The Importance of Educator SEL

The Importance of Educator SEL

Imagine that you are in a classroom right now. Let’s say you’re working with a small group of students while the rest of the class rotates between independent activity stations. Usually, your students manage to do this with ease – there is some light chatting at some of the stations, but nothing that disrupts learning for others. Today, however, they are having some trouble and the noise level is so loud that it’s beginning to distract many kids from their activities and is definitely starting to distract you and interrupt you from working with your small group. You begin to become increasingly frustrated as your “let’s turn down the volume” reminders go unheeded. At this point, you decide that intervention is needed, and honestly, it would probably feel good to shout “Quiet!!”

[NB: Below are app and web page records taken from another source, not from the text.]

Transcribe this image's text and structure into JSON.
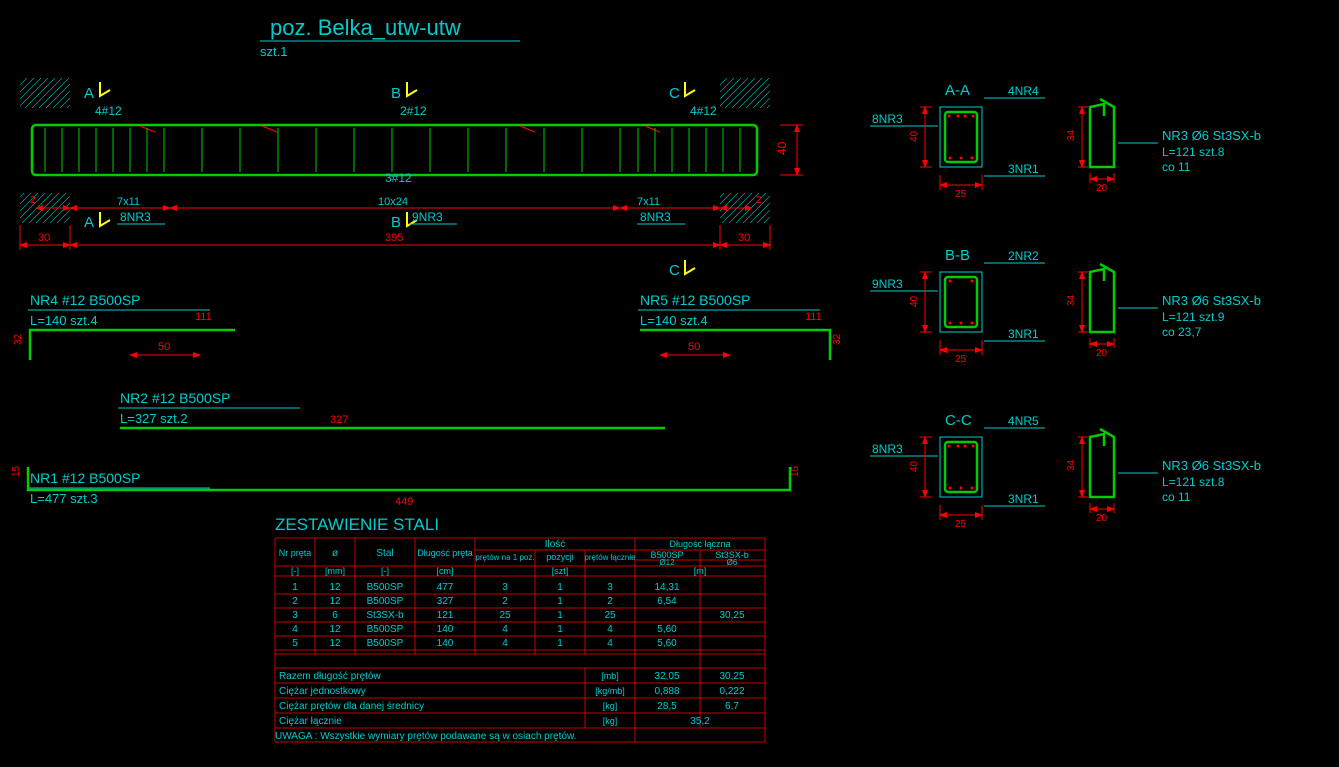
{
  "title_line1": "poz.   Belka_utw-utw",
  "title_line2": "szt.1",
  "section_marks": {
    "A": "A",
    "B": "B",
    "C": "C"
  },
  "elev": {
    "top_left_rebar": "4#12",
    "top_mid_rebar": "2#12",
    "top_right_rebar": "4#12",
    "mid_bar_label": "3#12",
    "dim_h_main": "40",
    "stirrup_left": "7x11",
    "stirrup_mid": "10x24",
    "stirrup_right": "7x11",
    "callout_left": "8NR3",
    "callout_mid": "9NR3",
    "callout_right": "8NR3",
    "span_left": "30",
    "span_main": "395",
    "span_right": "30",
    "spacer_left": "2",
    "spacer_right": "2"
  },
  "bars": {
    "nr4": {
      "title": "NR4   #12   B500SP",
      "sub": "L=140   szt.4",
      "len": "111",
      "side": "32",
      "hook": "50"
    },
    "nr5": {
      "title": "NR5   #12   B500SP",
      "sub": "L=140   szt.4",
      "len": "111",
      "side": "32",
      "hook": "50"
    },
    "nr2": {
      "title": "NR2   #12   B500SP",
      "sub": "L=327   szt.2",
      "len": "327"
    },
    "nr1": {
      "title": "NR1   #12   B500SP",
      "sub": "L=477   szt.3",
      "len": "449",
      "side": "15"
    }
  },
  "sections": {
    "aa": {
      "title": "A-A",
      "top": "4NR4",
      "bot": "3NR1",
      "left": "8NR3",
      "h": "40",
      "w": "25"
    },
    "bb": {
      "title": "B-B",
      "top": "2NR2",
      "bot": "3NR1",
      "left": "9NR3",
      "h": "40",
      "w": "25"
    },
    "cc": {
      "title": "C-C",
      "top": "4NR5",
      "bot": "3NR1",
      "left": "8NR3",
      "h": "40",
      "w": "25"
    }
  },
  "stirrup_detail": {
    "aa": {
      "title": "NR3   Ø6   St3SX-b",
      "l2": "L=121   szt.8",
      "l3": "co 11",
      "h": "34",
      "w": "20"
    },
    "bb": {
      "title": "NR3   Ø6   St3SX-b",
      "l2": "L=121   szt.9",
      "l3": "co 23,7",
      "h": "34",
      "w": "20"
    },
    "cc": {
      "title": "NR3   Ø6   St3SX-b",
      "l2": "L=121   szt.8",
      "l3": "co 11",
      "h": "34",
      "w": "20"
    }
  },
  "table": {
    "title": "ZESTAWIENIE STALI",
    "h": {
      "nr": "Nr pręta",
      "phi": "ø",
      "stal": "Stal",
      "dl": "Długość pręta",
      "ilosc": "Ilość",
      "p_poz": "prętów na 1 poz.",
      "poz": "pozycji",
      "p_lacz": "prętów łącznie",
      "dl_lacz": "Długość łączna",
      "b500": "B500SP",
      "st3": "St3SX-b",
      "d12": "Ø12",
      "d6": "Ø6"
    },
    "u": {
      "dash": "[-]",
      "mm": "[mm]",
      "cm": "[cm]",
      "szt": "[szt]",
      "m": "[m]",
      "mb": "[mb]",
      "kgmb": "[kg/mb]",
      "kg": "[kg]"
    },
    "rows": [
      {
        "nr": "1",
        "phi": "12",
        "stal": "B500SP",
        "dl": "477",
        "p1": "3",
        "p2": "1",
        "p3": "3",
        "b": "14,31",
        "s": ""
      },
      {
        "nr": "2",
        "phi": "12",
        "stal": "B500SP",
        "dl": "327",
        "p1": "2",
        "p2": "1",
        "p3": "2",
        "b": "6,54",
        "s": ""
      },
      {
        "nr": "3",
        "phi": "6",
        "stal": "St3SX-b",
        "dl": "121",
        "p1": "25",
        "p2": "1",
        "p3": "25",
        "b": "",
        "s": "30,25"
      },
      {
        "nr": "4",
        "phi": "12",
        "stal": "B500SP",
        "dl": "140",
        "p1": "4",
        "p2": "1",
        "p3": "4",
        "b": "5,60",
        "s": ""
      },
      {
        "nr": "5",
        "phi": "12",
        "stal": "B500SP",
        "dl": "140",
        "p1": "4",
        "p2": "1",
        "p3": "4",
        "b": "5,60",
        "s": ""
      }
    ],
    "sum1": {
      "label": "Razem długość prętów",
      "b": "32,05",
      "s": "30,25"
    },
    "sum2": {
      "label": "Ciężar jednostkowy",
      "b": "0,888",
      "s": "0,222"
    },
    "sum3": {
      "label": "Ciężar prętów dla danej średnicy",
      "b": "28,5",
      "s": "6,7"
    },
    "sum4": {
      "label": "Ciężar łącznie",
      "val": "35,2"
    },
    "note": "UWAGA :   Wszystkie wymiary prętów podawane są w osiach prętów."
  }
}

But instead, given that you have some good social and emotional skills in your toolkit, you take a deep breath (to help you feel calm), stand up and get your students’ attention in your usual way (a clapping sequence, ringing a bell, or using key words are all good strategies), and talk about how you’re feeling. You explain to your students that you have noticed they are having trouble following expectations today, and that when it gets too loud or chaotic, it distracts others from their learning. You can say that just now, you were feeling upset, so you took a deep breath to help calm you down, and you lead your students through a breathing exercise. Then, you ask the class to think about why we have classroom expectations – why is important for us all to think about others’ learning in addition to our own? How would you feel if you had trouble getting something done because you couldn’t concentrate?

By now, most educators recognize the importance of student social emotional learning (SEL). It’s clear from the research that students benefit from learning skills like how to get along with others, persist through challenges, and recognize their emotions. What’s less talked about is the role of social and emotional skills in educators themselves. However, as we see in the example above, improved SE skills benefit both educators and their students.

Educators can benefit from learning about SE skills in two major ways: one way is that having content knowledge about a subject can increase your efficacy in teaching it, and another is that it can help you manage your own emotions and reactions during times of stress. ACT’s Holistic Framework breaks these SE skills down into 5 major areas (click each skill to access free resources in each area):

 

SE SkillDescription
Sustaining EffortHow your actions demonstrate diligence, effort, organization, self-control, and compliance with the rules.
Getting Along with OthersHow your actions demonstrate positive interactions and cooperation with others, and kindness, friendliness, and tactfulness.
Maintaining ComposureHow your actions demonstrate relative calmness, serenity, and the ability to manage emotions effectively.
Keeping an Open MindHow your actions demonstrate open-mindedness and curiosity about a variety of ideas, beliefs, people, and experiences.
Social ConnectionHow your actions demonstrate a preference for social interaction, assertiveness in social situations, and optimism.

 

Having a solid base of knowledge related to these SE skills (in the example above, Maintaining Composure) can help you cope with stressful emotions but can also turn everyday classroom management into teaching moments for students. Engaging in SE strategies yourself will help students build their own SE skills and help provide a positive classroom environment. For example, your daily greetings to students that incorporate knowledge about that student can model Getting Along with Others (“I heard your team won their game last night!”) and demonstrating an appreciation for different cultures (“Isn’t that a cool way of looking at things? I wonder if we could try to do more of that in our classroom”) can model Keeping an Open Mind.

In addition to finding more ideas for ways to incorporate SE into your teaching on this blog (see the table above for some links to each skill area), ACT offers an online and blended professional development course called Powerful Educator. In this course, educators are provided with the information they need to understand evidence-based SE principles, incorporate these strategies into their teaching, and the tools needed to help build a positive climate in both the classroom and the school. We also offer specialized professional development for teaching SEL with ELL students and, coming in September 2020, a professional development unit focused on Trauma-informed SEL.

Finally, no discussion about educator SE skills is complete without mentioning self-care. I don’t mean going to a spa or buying a candle (though of course those are nice), but ways that you can recharge when you have multiple demands and limited energy. This can look different for each of us, and could include things like talking to supportive colleagues, engaging in an activity you enjoy, or taking a day off when it’s possible. These strategies can also be incorporated into your classroom – things like providing a space for students to go when they need to be alone or calm down, encouraging positive peer relationships, and giving students a “free homework pass” they can use once a semester are a few examples. Lastly, give yourself permission to make mistakes and not expect personal perfection. We want our students to use a growth mindset, so let’s model what this looks like for them, too.

Jill McVey, PhD

Jill McVey, PhD

Jill McVey is a research scientist In ACT’s Center for Social, Emotional, and Academic Learning. She completed her PhD in Curriculum and Instruction with a focus on Research Methods and Statistics at the University of Denver. Her primary research interests are in education, particularly the impact that social and emotional skills have on academic achievement.